=== WHAT THIS TASK INVOLVES ===
An exact reprint of the whole listing is what the answer must contain.

=== GIVEN RECORDS ===
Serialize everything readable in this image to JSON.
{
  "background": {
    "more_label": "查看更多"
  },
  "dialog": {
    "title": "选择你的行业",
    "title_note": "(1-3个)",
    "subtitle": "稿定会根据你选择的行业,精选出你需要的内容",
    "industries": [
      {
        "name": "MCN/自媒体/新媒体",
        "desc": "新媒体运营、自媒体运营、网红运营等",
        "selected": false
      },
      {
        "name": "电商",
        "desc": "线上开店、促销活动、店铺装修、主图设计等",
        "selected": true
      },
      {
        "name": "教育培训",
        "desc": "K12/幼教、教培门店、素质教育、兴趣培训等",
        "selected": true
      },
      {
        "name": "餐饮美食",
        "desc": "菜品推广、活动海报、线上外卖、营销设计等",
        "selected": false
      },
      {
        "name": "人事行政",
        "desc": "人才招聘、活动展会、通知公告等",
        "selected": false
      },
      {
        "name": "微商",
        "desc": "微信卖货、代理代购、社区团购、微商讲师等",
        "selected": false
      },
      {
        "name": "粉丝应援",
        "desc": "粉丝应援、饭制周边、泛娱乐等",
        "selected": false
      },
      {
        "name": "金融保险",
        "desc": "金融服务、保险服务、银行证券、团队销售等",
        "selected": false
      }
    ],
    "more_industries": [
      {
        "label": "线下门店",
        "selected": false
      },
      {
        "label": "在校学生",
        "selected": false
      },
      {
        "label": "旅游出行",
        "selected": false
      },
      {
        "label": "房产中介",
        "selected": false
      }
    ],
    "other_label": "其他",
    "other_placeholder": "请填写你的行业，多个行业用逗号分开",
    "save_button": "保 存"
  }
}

=== WRITTEN ANSWER ===
Serialize everything readable in this image to JSON.
{
  "background": {
    "more_label": "查看更多"
  },
  "dialog": {
    "title": "选择你的行业",
    "title_note": "(1-3个)",
    "subtitle": "稿定会根据你选择的行业,精选出你需要的内容",
    "industries": [
      {
        "name": "MCN/自媒体/新媒体",
        "desc": "新媒体运营、自媒体运营、网红运营等",
        "selected": false
      },
      {
        "name": "电商",
        "desc": "线上开店、促销活动、店铺装修、主图设计等",
        "selected": true
      },
      {
        "name": "教育培训",
        "desc": "K12/幼教、教培门店、素质教育、兴趣培训等",
        "selected": true
      },
      {
        "name": "餐饮美食",
        "desc": "菜品推广、活动海报、线上外卖、营销设计等",
        "selected": false
      },
      {
        "name": "人事行政",
        "desc": "人才招聘、活动展会、通知公告等",
        "selected": false
      },
      {
        "name": "微商",
        "desc": "微信卖货、代理代购、社区团购、微商讲师等",
        "selected": false
      },
      {
        "name": "粉丝应援",
        "desc": "粉丝应援、饭制周边、泛娱乐等",
        "selected": false
      },
      {
        "name": "金融保险",
        "desc": "金融服务、保险服务、银行证券、团队销售等",
        "selected": false
      }
    ],
    "more_industries": [
      {
        "label": "线下门店",
        "selected": false
      },
      {
        "label": "在校学生",
        "selected": false
      },
      {
        "label": "旅游出行",
        "selected": false
      },
      {
        "label": "房产中介",
        "selected": false
      }
    ],
    "other_label": "其他",
    "other_placeholder": "请填写你的行业，多个行业用逗号分开",
    "save_button": "保 存"
  }
}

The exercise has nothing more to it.